“One line of argument which could explain why the scale of losses suffered by [Credit Suisse] and Nomura was higher could be a higher level of leverage extended by these banks compared to [Goldman Sachs and Morgan Stanley], which seem to have suffered smaller losses if any,” JPMorgan analysts led by Kian Abouhossein said in a research note Monday.
JPMorgan clarified that there may also be additional considerations that determined the sizable difference between the scale of losses suffered, such as the timing of the sale of positions, among others. Nonetheless, the entire episode affects the industry overall, given that global banks could end up losing five times the normal loss level for a collateralized daily mark-to-market business.
JPMorgan cites three lessons the industry could take away from the fund’s implosion.
First, investment banks in general are in better shape today and are more focused on high-volume execution platforms.

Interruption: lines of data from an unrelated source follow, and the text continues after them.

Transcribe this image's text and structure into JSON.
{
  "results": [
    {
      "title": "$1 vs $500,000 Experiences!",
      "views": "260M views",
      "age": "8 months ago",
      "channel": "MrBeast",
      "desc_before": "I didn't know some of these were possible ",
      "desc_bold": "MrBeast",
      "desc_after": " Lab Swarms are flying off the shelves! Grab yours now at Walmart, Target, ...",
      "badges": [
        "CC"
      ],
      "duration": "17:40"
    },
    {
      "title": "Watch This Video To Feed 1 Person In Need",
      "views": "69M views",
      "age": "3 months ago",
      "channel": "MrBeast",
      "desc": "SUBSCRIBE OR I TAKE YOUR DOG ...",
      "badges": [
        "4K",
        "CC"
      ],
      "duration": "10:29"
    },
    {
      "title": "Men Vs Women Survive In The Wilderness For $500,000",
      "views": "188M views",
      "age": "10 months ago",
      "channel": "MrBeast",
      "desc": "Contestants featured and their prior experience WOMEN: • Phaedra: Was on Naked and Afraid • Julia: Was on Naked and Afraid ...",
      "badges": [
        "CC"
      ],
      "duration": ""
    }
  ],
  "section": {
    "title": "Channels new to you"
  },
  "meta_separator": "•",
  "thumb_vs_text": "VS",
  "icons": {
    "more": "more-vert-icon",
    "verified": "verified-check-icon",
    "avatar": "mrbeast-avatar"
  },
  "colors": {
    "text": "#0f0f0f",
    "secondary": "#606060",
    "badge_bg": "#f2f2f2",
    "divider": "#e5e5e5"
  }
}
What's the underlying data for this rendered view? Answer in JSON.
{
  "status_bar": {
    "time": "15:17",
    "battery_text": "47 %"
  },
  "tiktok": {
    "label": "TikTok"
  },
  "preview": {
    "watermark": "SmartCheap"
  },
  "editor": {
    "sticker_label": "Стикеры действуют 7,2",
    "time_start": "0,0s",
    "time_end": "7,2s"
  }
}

“There is no excessive leverage in the [investment banking] or [private banking] industry,” JPMorgan said. “Although [private banking] leverage has been increasing, it is nowhere near prior peaks.”
The bank also said it sees no excessive equity-swap growth, a simple instrument all parties will benefit from.
Second, US regulatory frameworks like Basel III and the Dodd-Frank Act have improved the risk profile of investment banks. JPMorgan, however, noted that there is still weak oversight for non-bank entities, especially when it comes to family offices.
Archegos, a family office founded in 2012, did not have to disclose investments, unlike traditional hedge funds. JPMorgan also pointed to the lack of transparency when it came to equity-swap filings.
The Archegos sell-off exposed the fragility of the financial system, especially those involving lesser-known practices such as total return swaps, a derivative instrument that enabled Bill Hwang’s office not to have ownership of the underlying securities his firm was betting on and the secrecy of family offices. Typically, family offices enjoy the “private adviser exemption” provided under the Advisers Act to firms as these usually advise less than 15 clients, among other conditions.
But JPMorgan said, “filing requirements would have applied to Archegos given its sizable exposure to some US securities. However, the fact that Archegos did not file with the [Securities and Exchange Commission] can be explained by the usage of total return swaps, which seems to be the primary method through which the sizable positions were built by Archegos.”
Dan Berkovitz, a Democratic commissioner on the Commodity Futures Trading Commission, denounced family offices and their ability to skirt some oversight.
“A ‘family office’ has nothing to do with ordinary families,” he said in a statement on April 1. “Rather, it is an investment vehicle used by centimillionaires and billionaires to grow their wealth, reduce their taxes, and plan their estates.”
Third, JPMorgan said private banks, specifically those linked to Archegos, moving forward could improve their onboarding, especially with clients with backgrounds such as Hwang, who has run into trouble in the past. Private banks could also strengthen their risk management by giving less leverage to non-transparent family offices with concentrated positions and ensure checking the clients’ rehypothecation risk, among others.
Archegos in late March used borrowed money to make large bets on some stocks until Wall Street banks forced Archegos to sell over $20 billion worth of its shares after failing to meet a margin call. Hwang grew his family office’s $200 million investment to $10 billion. Reports say the former Tiger Management trader lost $8 billion in 10 days.